- _Prompt_
Your task is to show every line in the listing below that includes "title".

○ ○ ○ ○ ○

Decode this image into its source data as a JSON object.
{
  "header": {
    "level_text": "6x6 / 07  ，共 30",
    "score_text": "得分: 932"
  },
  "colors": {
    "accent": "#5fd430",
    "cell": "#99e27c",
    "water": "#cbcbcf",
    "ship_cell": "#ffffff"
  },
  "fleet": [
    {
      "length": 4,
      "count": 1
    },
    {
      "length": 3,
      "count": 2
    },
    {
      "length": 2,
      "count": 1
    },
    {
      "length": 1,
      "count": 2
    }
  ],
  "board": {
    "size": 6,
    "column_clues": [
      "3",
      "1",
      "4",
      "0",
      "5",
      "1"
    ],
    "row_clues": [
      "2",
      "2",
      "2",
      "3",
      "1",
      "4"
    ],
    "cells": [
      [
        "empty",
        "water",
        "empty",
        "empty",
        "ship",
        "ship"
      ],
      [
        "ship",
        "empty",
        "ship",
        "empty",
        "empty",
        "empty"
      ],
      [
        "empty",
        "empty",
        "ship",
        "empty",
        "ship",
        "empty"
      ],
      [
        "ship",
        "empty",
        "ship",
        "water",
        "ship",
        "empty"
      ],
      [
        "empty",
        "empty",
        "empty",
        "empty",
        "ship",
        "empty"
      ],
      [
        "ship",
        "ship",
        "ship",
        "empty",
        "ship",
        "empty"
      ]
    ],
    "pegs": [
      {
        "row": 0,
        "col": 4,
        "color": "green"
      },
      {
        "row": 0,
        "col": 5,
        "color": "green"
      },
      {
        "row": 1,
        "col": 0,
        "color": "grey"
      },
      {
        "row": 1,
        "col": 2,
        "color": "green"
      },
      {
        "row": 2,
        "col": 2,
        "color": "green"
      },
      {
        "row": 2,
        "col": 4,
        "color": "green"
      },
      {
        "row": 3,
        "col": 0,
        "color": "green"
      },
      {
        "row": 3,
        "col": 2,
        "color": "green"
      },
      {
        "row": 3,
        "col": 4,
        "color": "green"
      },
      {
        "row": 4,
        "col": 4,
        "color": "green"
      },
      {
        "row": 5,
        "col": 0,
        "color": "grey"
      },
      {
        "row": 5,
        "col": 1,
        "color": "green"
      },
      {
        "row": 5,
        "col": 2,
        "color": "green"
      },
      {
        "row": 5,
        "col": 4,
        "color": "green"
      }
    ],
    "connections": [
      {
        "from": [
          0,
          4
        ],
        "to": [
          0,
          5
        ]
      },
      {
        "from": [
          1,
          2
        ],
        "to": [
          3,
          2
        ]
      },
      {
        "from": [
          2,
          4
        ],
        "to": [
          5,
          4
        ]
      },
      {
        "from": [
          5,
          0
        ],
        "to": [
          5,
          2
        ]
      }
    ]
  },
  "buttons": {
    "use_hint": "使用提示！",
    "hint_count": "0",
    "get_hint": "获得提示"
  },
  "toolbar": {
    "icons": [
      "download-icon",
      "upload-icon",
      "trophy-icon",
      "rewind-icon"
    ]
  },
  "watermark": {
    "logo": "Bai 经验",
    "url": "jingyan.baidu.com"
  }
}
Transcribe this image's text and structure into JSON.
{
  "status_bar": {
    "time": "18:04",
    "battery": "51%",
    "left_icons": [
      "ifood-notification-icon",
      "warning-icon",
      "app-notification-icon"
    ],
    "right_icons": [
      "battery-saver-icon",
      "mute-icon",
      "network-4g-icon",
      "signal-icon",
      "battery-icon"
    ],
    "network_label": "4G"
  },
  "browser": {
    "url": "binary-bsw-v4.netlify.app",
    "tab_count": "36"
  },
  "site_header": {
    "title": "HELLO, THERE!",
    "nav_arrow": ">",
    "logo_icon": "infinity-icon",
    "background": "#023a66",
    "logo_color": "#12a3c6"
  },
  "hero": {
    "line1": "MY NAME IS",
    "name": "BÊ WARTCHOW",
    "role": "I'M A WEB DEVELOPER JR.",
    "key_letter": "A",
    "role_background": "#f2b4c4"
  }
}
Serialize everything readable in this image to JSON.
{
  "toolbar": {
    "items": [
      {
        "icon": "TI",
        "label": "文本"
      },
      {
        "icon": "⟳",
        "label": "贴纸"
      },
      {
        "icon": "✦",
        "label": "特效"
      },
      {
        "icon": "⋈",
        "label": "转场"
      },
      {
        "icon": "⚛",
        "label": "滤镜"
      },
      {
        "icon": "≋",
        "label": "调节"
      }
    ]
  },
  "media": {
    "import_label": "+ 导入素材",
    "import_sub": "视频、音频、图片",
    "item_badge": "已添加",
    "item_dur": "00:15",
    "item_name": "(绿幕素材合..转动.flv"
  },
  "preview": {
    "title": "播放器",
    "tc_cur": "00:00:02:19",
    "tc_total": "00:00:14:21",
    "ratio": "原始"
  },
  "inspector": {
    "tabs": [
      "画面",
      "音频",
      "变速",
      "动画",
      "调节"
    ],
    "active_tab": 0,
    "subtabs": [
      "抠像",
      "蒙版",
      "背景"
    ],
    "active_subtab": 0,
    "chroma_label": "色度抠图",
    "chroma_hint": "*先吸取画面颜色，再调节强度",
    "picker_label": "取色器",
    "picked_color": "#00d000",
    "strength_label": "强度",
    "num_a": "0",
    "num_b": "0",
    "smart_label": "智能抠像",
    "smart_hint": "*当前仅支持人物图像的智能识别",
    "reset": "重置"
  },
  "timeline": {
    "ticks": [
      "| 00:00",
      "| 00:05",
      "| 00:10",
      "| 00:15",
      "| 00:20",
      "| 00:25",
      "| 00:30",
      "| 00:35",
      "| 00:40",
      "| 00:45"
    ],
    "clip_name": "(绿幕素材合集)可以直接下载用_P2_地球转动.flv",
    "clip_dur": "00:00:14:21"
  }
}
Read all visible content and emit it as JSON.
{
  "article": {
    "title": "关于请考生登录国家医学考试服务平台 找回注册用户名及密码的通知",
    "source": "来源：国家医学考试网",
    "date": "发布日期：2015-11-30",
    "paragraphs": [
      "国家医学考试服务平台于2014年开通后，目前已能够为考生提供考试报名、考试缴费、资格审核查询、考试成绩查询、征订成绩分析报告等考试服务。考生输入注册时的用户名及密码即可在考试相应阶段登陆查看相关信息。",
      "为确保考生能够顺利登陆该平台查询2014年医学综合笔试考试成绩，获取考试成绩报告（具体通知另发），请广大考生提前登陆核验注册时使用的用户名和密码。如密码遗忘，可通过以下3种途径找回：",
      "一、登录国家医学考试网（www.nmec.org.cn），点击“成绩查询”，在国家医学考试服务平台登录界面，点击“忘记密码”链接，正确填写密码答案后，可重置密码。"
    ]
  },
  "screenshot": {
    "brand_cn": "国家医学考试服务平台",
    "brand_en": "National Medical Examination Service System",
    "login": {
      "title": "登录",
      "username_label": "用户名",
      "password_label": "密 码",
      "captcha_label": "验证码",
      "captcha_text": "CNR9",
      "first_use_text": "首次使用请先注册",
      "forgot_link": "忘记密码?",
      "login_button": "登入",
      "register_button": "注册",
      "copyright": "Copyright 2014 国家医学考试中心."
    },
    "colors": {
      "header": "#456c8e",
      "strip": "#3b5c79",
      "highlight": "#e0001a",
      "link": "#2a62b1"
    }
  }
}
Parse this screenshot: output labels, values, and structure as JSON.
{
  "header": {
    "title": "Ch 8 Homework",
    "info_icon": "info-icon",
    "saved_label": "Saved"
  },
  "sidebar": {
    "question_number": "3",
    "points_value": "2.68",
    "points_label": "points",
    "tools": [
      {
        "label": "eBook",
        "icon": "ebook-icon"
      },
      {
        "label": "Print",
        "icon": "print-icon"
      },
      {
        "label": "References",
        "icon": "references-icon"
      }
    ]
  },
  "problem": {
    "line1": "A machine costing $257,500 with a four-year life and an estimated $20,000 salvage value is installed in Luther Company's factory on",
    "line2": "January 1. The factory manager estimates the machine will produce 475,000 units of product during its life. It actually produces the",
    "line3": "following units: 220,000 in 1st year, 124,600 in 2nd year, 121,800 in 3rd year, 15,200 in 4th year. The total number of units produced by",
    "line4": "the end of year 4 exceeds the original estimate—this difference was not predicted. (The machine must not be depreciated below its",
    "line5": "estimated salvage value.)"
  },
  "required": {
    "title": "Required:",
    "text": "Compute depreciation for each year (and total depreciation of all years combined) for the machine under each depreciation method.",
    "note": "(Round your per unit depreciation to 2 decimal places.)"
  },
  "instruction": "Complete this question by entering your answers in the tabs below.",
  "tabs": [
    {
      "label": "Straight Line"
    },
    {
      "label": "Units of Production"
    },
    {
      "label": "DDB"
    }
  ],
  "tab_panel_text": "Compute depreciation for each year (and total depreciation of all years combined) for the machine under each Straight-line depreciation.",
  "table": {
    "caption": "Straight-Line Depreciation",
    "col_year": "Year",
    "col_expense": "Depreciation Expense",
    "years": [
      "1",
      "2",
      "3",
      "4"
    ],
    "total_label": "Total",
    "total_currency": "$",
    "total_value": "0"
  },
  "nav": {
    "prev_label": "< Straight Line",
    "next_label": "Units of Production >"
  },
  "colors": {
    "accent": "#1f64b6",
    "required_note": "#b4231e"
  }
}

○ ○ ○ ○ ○

- _Exercise result_
    "title": "HELLO, THERE!",
    "title": "播放器",
    "title": "关于请考生登录国家医学考试服务平台 找回注册用户名及密码的通知",
      "title": "登录",
    "title": "Ch 8 Homework",
    "title": "Required:",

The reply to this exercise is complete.